[Component data from apps and pages]
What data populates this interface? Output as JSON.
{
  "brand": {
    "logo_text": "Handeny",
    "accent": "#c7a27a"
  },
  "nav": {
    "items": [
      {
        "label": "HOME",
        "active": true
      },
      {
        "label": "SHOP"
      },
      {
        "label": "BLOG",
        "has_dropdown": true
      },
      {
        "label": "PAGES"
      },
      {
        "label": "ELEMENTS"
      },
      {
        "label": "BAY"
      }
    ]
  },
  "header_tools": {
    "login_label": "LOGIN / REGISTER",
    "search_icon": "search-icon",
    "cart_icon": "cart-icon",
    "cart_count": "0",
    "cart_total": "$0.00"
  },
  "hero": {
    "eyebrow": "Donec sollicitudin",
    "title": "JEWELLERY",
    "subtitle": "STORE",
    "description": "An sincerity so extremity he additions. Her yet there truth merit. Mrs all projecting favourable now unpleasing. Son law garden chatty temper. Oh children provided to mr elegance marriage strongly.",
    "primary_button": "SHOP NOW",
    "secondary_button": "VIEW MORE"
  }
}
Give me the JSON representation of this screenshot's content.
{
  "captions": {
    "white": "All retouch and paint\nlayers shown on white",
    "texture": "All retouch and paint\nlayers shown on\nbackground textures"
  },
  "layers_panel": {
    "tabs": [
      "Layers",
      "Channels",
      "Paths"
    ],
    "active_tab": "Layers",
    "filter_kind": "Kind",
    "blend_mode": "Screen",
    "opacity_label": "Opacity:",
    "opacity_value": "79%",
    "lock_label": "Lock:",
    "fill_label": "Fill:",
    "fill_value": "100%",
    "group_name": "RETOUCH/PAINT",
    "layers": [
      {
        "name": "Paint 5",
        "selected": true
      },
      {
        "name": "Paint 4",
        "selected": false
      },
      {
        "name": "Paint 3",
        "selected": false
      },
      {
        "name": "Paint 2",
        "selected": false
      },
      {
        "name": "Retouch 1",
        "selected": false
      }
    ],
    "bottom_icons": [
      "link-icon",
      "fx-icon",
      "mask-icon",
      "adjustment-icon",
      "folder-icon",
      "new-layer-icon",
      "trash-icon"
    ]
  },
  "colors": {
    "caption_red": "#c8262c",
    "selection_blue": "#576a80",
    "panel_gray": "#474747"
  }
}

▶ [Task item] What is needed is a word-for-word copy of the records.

▶ [Result of the exercise]
What data populates this interface? Output as JSON.
{
  "brand": {
    "logo_text": "Handeny",
    "accent": "#c7a27a"
  },
  "nav": {
    "items": [
      {
        "label": "HOME",
        "active": true
      },
      {
        "label": "SHOP"
      },
      {
        "label": "BLOG",
        "has_dropdown": true
      },
      {
        "label": "PAGES"
      },
      {
        "label": "ELEMENTS"
      },
      {
        "label": "BAY"
      }
    ]
  },
  "header_tools": {
    "login_label": "LOGIN / REGISTER",
    "search_icon": "search-icon",
    "cart_icon": "cart-icon",
    "cart_count": "0",
    "cart_total": "$0.00"
  },
  "hero": {
    "eyebrow": "Donec sollicitudin",
    "title": "JEWELLERY",
    "subtitle": "STORE",
    "description": "An sincerity so extremity he additions. Her yet there truth merit. Mrs all projecting favourable now unpleasing. Son law garden chatty temper. Oh children provided to mr elegance marriage strongly.",
    "primary_button": "SHOP NOW",
    "secondary_button": "VIEW MORE"
  }
}
Give me the JSON representation of this screenshot's content.
{
  "captions": {
    "white": "All retouch and paint\nlayers shown on white",
    "texture": "All retouch and paint\nlayers shown on\nbackground textures"
  },
  "layers_panel": {
    "tabs": [
      "Layers",
      "Channels",
      "Paths"
    ],
    "active_tab": "Layers",
    "filter_kind": "Kind",
    "blend_mode": "Screen",
    "opacity_label": "Opacity:",
    "opacity_value": "79%",
    "lock_label": "Lock:",
    "fill_label": "Fill:",
    "fill_value": "100%",
    "group_name": "RETOUCH/PAINT",
    "layers": [
      {
        "name": "Paint 5",
        "selected": true
      },
      {
        "name": "Paint 4",
        "selected": false
      },
      {
        "name": "Paint 3",
        "selected": false
      },
      {
        "name": "Paint 2",
        "selected": false
      },
      {
        "name": "Retouch 1",
        "selected": false
      }
    ],
    "bottom_icons": [
      "link-icon",
      "fx-icon",
      "mask-icon",
      "adjustment-icon",
      "folder-icon",
      "new-layer-icon",
      "trash-icon"
    ]
  },
  "colors": {
    "caption_red": "#c8262c",
    "selection_blue": "#576a80",
    "panel_gray": "#474747"
  }
}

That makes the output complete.